I get that this book needed to be focused on Germany but sometimes it feels that people get so hung up on Germany’s wrongs that they forget all the others. When you point a finger of guilt it is accompanied by a thumb of fear, and three fingers of hypocrisy pointing right back at you. Ellie accusing Germans of being evil, of Mitzi’s people producing so many evil people as if it’s bred into them or something is so offensive and wrong and small minded and it seriously annoyed me. I get that she’s frustrated and that she’s not sure how to articulate her anger but that’s just it, it wasn’t articulated well and it wasn’t resolved.
…I guess the main reason why this scene bothered me is that I just can’t believe she’d say this to Mitzi’s face. Mitzi who has done nothing but protect her and befriend her. You cannot blame the children for their parents’ sins.
“I’m not my grandparents…I’m not apologizing to you, Ellie Baum…You can leave—yes, you…But I have to stay…Stop telling me this is the only evil place on earth. Stop telling me that I am evil because of where I am.” –Mitzi
She didn’t ask for my forgiveness, and I wouldn’t have offered it. She didn’t apologize, and neither did I. We didn’t say anything more. There was nothing more to say. –Ellie
Okay, sorry I went off on an angry tangent. It’s just…self-righteous people get on my last nerve sometimes. I had to rant a bit because that’s what I do on my blog. I vent when I’m annoyed, gush when I’m enthralled, and yawn when I’m bored. But please don’t get too hung up on it. Seriously. Their argument was a small moment in the middle of a good book. It gives you food for thought, I suppose.
Overall this book was a good story, full of hope, love, creativity, and many red balloons. It’s a good book. I just happen to be tired of reading sad stories or watching sad movies at the moment, so the bittersweet ending left me dissatisfied. But it’s still a very good story, honestly. Check out my recommended reads below and seriously, listen to the song “99 Red Balloons” even if you already know it. It’s pretty catchy.
The Girl with the Red Balloon is a tale of rebellion, magic, and hope that flies over the walls of history. Shiny, unique, and brave, it reminds us to remember.
Purchase here: The Girl with the Red Balloon [link coming soon]
Similar recommended reads: Wolf by Wolf by Ryan Graudin, Nora & Kettle by Lauren Nicolle Taylor, Passenger by Alexandra Bracken, Animal Farm by George Orwell, Leviathan by Scott Westerfeld, The Cure for Dreaming by Cat Winters
Meet Katherine Locke!
Katherine Locke lives and writes in a small town outside Philadelphia, where she’s ruled by her feline overlords and her addiction to chai lattes.

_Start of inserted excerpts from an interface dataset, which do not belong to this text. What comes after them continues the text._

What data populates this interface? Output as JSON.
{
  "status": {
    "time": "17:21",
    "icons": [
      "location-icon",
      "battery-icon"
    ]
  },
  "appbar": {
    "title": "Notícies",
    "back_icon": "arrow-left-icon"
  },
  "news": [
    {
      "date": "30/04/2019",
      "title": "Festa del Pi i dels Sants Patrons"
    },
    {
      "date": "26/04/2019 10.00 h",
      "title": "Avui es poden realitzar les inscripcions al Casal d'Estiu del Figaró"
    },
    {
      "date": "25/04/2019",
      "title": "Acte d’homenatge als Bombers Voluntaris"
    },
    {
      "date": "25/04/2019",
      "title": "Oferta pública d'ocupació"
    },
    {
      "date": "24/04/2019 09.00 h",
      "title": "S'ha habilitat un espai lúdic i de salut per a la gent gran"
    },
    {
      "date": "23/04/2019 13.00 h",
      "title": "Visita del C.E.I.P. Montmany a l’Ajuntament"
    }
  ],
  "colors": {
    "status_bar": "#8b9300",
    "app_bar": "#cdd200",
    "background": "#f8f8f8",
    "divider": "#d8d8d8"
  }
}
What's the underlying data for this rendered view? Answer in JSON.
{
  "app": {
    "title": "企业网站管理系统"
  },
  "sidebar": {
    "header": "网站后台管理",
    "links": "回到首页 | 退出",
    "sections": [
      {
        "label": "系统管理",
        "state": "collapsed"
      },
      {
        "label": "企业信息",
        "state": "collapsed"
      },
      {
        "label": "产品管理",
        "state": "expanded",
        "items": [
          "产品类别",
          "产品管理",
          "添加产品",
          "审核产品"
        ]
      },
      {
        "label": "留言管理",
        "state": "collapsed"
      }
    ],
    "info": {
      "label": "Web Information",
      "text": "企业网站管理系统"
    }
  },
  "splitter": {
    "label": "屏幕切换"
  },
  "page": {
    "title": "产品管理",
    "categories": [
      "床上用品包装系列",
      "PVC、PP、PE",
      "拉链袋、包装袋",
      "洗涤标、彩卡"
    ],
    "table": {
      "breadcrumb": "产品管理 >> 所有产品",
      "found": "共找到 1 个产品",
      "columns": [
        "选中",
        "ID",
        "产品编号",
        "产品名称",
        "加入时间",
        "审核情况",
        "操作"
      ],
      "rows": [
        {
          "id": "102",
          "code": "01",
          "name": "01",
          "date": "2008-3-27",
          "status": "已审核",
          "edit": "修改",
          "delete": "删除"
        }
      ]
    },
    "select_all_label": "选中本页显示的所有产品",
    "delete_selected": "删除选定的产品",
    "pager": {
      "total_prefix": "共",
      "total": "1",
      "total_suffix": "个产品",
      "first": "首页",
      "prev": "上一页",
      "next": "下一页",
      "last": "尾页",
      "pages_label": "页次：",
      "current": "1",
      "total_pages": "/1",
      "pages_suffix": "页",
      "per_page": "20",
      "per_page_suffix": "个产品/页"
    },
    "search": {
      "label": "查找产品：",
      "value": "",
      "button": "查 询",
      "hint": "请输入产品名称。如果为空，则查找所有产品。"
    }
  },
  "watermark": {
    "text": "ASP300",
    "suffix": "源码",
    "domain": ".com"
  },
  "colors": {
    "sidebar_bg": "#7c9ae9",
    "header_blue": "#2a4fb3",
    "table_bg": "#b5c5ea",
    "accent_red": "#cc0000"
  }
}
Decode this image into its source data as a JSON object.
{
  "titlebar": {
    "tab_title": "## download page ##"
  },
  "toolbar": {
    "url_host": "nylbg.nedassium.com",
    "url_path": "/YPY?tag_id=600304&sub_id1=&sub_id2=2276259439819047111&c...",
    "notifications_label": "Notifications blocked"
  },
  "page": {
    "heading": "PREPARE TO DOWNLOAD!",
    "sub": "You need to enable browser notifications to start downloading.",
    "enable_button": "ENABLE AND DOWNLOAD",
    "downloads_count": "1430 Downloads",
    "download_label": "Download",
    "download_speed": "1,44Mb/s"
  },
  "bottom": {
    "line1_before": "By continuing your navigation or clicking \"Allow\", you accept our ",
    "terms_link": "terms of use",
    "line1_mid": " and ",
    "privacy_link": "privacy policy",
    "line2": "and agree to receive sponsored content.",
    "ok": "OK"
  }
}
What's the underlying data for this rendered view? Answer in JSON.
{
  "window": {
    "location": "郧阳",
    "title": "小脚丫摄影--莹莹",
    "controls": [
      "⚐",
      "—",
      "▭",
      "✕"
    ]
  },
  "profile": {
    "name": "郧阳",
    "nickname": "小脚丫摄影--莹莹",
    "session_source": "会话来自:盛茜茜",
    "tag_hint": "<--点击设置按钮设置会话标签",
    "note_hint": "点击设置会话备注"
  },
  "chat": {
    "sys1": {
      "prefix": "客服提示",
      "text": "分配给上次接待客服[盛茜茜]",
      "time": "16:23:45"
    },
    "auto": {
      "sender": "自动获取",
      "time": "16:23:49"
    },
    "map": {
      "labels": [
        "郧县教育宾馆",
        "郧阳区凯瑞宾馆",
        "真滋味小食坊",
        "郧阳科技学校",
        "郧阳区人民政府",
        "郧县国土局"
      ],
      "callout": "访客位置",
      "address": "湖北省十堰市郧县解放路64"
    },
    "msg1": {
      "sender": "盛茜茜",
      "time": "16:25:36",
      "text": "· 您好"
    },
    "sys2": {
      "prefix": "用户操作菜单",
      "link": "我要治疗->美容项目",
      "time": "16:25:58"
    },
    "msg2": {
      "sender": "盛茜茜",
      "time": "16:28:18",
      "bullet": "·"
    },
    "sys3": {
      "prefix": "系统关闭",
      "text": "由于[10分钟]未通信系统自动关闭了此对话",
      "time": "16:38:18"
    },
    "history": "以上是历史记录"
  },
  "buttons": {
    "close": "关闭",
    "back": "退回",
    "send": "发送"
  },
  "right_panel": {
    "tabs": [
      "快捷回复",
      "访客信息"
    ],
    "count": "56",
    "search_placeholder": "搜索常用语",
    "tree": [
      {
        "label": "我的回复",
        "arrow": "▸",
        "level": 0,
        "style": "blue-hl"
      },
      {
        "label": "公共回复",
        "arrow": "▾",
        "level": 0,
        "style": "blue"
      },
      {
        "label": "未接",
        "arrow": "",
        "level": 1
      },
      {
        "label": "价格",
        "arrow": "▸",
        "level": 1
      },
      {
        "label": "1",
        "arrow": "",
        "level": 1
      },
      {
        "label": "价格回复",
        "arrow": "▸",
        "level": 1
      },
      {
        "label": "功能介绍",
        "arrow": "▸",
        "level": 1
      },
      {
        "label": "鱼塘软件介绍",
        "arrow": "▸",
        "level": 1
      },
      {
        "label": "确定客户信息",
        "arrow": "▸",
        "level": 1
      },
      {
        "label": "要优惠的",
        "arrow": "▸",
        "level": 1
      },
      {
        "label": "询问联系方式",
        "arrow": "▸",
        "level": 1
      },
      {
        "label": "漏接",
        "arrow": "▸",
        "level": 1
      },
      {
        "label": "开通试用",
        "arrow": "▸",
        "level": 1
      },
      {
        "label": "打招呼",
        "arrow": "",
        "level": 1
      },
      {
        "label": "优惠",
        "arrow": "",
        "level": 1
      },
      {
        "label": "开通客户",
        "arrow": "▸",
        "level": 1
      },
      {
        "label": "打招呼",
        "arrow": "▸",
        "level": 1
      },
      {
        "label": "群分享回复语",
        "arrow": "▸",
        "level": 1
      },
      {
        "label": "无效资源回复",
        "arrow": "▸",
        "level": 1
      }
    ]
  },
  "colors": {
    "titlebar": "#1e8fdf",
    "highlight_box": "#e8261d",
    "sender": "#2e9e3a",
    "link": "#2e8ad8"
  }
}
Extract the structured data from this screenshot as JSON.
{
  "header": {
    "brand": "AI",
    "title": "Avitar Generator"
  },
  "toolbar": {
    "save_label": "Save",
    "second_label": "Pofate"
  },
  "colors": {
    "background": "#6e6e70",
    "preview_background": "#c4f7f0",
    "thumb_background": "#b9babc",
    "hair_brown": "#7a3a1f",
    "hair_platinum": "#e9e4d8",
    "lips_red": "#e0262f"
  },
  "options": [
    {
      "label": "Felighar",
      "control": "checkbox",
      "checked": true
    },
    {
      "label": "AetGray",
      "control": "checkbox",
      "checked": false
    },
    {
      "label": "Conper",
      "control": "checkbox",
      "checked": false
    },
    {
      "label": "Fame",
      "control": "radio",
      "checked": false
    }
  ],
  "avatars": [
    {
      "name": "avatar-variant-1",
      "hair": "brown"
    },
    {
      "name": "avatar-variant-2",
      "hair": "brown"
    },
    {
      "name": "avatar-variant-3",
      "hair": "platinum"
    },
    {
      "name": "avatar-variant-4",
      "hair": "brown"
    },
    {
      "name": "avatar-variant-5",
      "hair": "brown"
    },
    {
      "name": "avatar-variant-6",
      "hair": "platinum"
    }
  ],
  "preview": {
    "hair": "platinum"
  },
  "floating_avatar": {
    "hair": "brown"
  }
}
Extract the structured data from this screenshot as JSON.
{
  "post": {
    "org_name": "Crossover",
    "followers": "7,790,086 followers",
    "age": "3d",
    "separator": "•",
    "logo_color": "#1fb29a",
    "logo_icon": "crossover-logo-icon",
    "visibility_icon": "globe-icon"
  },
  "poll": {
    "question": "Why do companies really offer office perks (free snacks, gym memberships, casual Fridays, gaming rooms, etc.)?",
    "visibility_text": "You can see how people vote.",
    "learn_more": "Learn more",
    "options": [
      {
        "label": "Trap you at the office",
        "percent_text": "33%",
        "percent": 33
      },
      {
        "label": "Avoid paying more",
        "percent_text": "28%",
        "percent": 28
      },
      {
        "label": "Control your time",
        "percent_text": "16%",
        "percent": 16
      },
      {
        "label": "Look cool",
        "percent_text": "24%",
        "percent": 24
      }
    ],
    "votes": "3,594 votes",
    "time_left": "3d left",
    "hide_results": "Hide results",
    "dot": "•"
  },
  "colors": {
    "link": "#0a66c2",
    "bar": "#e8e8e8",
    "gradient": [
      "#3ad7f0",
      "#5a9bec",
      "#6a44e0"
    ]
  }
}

She writes about that which she cannot do: ballet, magic, and time travel. She secretly believes all stories are fairytales in disguise. Her YA debut, THE GIRL WITH THE RED BALLOON, arrives September 2017 from Albert Whitman & Comapny.